Document classification, as its name implies, categorizes documents based on their content to relevant and appropriate classes or categories. Classifying the content of the documents relies mostly on how these documents are needed for an institution’s operations.
For instance, a business can classify documents by separating files for customer information, sales, products, invoices, receipts, and more. Note that document classification starts with identifying the text in the document, then tags the text and classifies the document based on the insights obtained from text classification.
Document classification can be manual or automated. With the advancement of technology, most businesses and institutions are using automated document classification.
Automated document classification uses machine learning and natural language processing systems to categorize documents. These tools make document classification quicker, more scalable, and less human bias.
Moreover, there are three levels of document classification. The first level classifies the document depending on the file format, such as jpeg, png, pdf, jiff, and more.
The second level is based on document structure.
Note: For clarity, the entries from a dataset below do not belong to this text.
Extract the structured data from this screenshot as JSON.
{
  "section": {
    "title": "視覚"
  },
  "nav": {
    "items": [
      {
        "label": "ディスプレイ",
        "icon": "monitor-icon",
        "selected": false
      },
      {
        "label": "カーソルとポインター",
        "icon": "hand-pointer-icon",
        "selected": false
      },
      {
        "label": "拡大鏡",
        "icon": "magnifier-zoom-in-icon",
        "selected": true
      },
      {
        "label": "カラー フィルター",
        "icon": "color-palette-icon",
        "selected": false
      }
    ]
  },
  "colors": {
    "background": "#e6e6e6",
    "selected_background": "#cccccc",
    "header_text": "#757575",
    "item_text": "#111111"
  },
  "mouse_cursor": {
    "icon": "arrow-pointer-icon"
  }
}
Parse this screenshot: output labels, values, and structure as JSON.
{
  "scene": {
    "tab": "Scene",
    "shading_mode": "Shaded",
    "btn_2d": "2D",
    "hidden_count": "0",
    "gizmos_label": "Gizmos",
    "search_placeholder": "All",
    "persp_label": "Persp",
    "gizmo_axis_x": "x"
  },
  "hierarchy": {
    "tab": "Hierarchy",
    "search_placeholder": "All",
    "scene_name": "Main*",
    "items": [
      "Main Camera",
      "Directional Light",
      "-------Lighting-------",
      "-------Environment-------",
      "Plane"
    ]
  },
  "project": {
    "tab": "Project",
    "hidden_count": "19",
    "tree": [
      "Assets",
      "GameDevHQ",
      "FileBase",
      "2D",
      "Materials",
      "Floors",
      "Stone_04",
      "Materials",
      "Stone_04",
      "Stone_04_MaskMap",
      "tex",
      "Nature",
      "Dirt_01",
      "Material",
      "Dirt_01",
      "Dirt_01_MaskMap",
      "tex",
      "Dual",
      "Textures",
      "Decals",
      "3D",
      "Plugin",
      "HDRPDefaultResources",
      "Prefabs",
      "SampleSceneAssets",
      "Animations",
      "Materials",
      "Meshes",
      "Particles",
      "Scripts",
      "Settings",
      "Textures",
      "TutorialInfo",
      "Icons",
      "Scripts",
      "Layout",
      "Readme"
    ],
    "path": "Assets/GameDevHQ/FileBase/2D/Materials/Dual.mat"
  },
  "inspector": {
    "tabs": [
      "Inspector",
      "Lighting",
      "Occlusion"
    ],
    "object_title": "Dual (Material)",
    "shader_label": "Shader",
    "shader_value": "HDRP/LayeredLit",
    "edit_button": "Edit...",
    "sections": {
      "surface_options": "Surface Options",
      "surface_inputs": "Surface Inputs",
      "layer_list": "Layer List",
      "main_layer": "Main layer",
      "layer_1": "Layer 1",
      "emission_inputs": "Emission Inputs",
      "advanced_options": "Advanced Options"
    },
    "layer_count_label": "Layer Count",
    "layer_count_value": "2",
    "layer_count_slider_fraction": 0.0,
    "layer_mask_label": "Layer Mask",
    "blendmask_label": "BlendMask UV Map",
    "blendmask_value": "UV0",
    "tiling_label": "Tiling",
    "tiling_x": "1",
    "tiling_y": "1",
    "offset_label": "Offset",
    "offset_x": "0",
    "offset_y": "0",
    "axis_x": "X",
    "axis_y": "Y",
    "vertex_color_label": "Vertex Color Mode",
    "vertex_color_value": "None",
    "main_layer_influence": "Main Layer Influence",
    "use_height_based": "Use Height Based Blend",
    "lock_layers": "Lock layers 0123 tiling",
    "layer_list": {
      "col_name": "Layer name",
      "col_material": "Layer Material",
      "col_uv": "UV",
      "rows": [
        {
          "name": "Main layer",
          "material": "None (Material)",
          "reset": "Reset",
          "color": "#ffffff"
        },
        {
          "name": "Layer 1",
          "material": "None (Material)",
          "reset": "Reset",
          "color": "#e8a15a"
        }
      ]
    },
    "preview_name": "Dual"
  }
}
Structured documents have fixed layouts and tables for data (e.g. tax forms), while semi-structured documents have no fixed templates but with key-value pairs (e.g. invoices), and unstructured documents have no structures at all (e.g. contracts).
Lastly, the third level is based on document type, which has pre-processing, tagged data set, and classification methods as respective categories.